* TASK DIRECTIONS *
Which lines of the material contain the word "subtitle"? Show each one.

[EXTRACTED DATA — start]

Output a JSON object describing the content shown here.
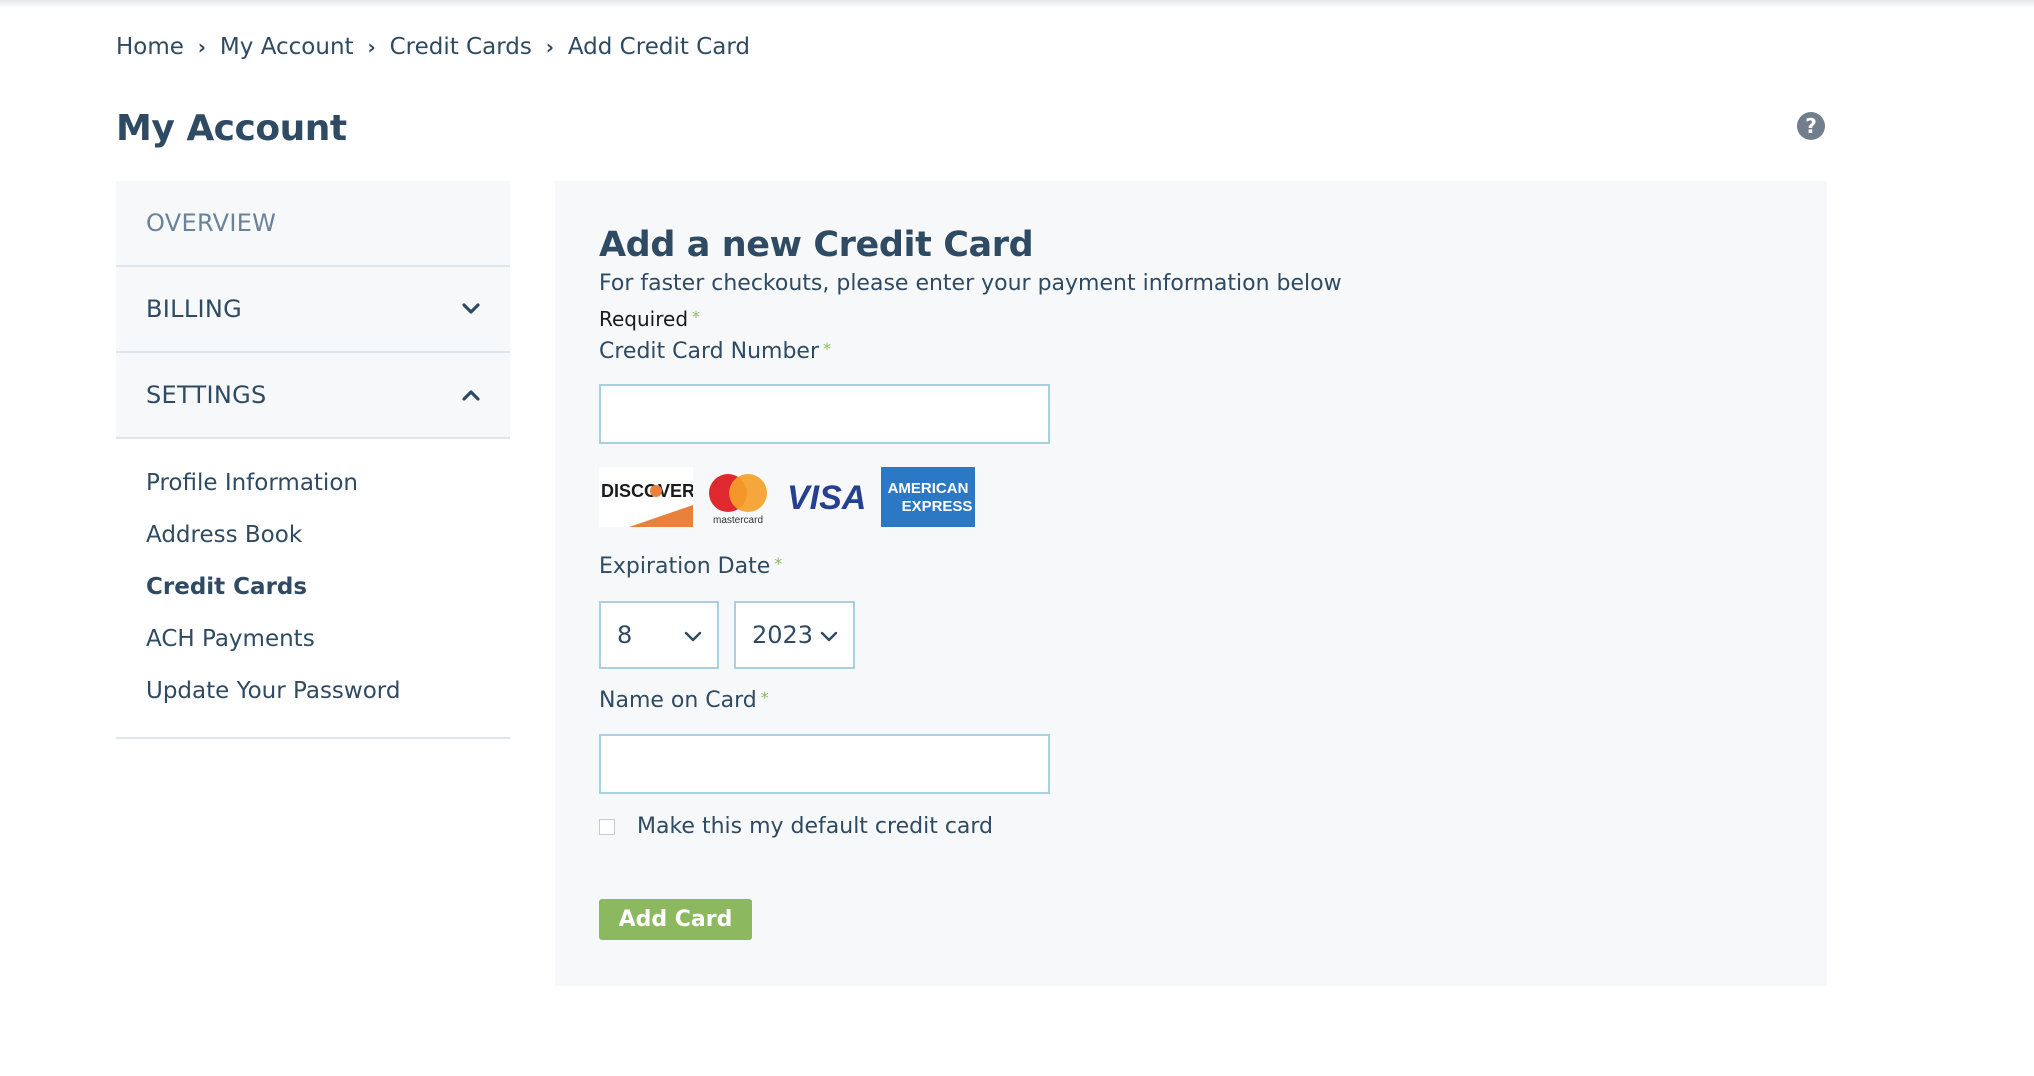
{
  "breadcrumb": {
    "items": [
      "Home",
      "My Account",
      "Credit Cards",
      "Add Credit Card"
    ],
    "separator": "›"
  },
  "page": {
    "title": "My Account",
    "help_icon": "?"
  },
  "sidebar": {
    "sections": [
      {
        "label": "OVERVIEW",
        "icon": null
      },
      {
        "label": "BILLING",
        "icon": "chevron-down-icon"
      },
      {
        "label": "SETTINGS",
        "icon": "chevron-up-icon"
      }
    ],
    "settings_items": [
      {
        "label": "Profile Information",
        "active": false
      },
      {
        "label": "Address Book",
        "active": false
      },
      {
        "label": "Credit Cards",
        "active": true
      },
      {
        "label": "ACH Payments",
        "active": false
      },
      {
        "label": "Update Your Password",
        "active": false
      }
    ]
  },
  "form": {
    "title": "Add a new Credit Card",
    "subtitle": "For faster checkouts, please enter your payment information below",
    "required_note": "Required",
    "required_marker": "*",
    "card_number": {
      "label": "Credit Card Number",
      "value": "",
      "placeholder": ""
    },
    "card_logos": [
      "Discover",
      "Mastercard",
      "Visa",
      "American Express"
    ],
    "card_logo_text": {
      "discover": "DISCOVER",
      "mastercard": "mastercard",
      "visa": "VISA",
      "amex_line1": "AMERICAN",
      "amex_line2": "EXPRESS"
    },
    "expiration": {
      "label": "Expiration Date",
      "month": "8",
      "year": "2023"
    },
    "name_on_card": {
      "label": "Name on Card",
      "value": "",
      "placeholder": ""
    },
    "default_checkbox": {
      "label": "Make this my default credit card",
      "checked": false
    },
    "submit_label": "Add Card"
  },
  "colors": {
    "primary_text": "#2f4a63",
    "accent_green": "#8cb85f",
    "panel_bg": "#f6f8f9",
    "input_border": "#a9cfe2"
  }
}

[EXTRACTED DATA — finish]
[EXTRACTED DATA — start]

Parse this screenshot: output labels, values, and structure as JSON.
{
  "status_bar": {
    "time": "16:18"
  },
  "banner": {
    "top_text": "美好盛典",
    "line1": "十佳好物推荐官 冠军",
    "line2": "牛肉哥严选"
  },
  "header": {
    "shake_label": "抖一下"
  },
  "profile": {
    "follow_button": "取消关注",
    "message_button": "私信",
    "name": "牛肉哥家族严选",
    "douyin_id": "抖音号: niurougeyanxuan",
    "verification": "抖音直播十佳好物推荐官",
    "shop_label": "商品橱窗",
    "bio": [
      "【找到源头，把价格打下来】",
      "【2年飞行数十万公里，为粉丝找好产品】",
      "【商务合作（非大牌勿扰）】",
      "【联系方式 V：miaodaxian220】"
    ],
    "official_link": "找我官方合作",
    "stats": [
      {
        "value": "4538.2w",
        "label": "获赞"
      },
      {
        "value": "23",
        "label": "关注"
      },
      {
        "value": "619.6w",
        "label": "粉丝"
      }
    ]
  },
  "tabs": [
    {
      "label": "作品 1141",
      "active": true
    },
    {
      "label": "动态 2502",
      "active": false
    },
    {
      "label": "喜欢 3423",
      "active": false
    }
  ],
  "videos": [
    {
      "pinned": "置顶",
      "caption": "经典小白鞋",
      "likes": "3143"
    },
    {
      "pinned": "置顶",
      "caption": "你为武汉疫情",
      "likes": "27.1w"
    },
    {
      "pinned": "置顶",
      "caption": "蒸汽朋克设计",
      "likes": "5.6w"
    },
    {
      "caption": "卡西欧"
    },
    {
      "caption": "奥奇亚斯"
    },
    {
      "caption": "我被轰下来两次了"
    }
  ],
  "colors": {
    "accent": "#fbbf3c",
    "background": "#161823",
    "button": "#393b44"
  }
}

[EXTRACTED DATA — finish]
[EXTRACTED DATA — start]

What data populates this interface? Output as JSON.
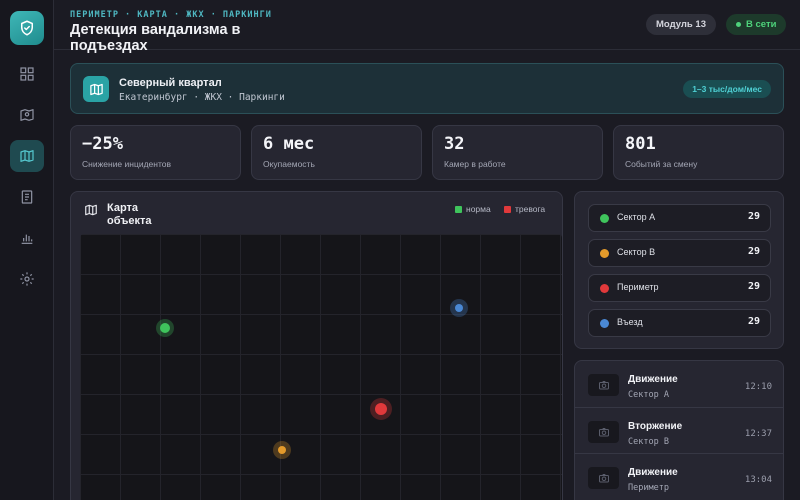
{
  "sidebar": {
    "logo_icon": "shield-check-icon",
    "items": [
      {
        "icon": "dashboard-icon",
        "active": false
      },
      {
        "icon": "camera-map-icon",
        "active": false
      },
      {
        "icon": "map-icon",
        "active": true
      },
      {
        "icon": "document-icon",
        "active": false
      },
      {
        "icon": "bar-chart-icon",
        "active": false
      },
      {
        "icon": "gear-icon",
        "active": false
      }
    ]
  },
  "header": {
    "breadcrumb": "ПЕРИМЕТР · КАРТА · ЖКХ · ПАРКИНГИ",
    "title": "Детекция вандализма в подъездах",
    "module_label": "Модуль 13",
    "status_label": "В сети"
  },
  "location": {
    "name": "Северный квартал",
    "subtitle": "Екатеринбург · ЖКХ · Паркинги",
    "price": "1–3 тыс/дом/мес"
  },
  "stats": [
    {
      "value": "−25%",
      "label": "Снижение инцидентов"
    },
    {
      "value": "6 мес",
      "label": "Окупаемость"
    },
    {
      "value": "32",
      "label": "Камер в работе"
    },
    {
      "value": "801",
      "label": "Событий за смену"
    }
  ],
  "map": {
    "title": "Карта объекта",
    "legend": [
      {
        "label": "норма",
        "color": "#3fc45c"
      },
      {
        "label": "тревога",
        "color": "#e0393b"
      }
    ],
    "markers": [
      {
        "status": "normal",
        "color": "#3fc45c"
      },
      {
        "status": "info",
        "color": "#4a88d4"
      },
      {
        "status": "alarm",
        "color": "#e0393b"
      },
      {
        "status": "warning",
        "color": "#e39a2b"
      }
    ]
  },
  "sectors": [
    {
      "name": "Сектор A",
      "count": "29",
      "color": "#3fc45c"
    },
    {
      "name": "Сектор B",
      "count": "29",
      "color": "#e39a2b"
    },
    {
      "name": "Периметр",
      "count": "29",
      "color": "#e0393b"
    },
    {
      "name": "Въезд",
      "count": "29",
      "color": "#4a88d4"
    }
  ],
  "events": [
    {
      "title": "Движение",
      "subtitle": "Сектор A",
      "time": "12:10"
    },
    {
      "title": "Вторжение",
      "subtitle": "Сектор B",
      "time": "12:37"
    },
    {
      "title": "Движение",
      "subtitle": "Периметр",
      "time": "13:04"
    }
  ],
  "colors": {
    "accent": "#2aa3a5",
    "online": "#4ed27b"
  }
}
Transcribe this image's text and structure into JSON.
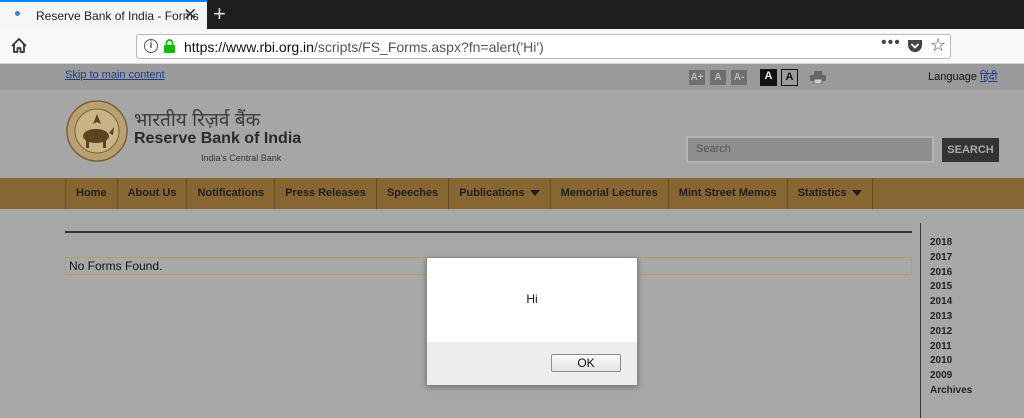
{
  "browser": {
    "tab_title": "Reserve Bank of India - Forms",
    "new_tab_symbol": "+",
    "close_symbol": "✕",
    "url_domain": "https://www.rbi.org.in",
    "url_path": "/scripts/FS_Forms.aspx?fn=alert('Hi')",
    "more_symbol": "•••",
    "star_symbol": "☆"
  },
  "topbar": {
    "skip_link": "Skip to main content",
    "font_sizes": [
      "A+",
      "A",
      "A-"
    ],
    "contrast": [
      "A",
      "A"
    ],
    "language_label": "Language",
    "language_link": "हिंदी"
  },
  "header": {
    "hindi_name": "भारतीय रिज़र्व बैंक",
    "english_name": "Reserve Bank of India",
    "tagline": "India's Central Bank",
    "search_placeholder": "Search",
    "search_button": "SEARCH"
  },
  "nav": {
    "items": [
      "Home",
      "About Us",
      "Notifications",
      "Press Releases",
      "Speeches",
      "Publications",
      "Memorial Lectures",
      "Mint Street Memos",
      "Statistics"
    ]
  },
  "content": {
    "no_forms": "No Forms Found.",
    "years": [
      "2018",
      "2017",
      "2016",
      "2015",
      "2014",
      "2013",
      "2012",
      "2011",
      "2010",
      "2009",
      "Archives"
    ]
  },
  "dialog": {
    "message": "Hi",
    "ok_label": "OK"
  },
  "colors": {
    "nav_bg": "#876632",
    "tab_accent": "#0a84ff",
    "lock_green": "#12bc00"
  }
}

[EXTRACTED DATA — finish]

* FINAL ANSWER *
    "subtitle": "For faster checkouts, please enter your payment information below",
    "subtitle": "Екатеринбург · ЖКХ · Паркинги",
      "subtitle": "Сектор A",
      "subtitle": "Сектор B",
      "subtitle": "Периметр",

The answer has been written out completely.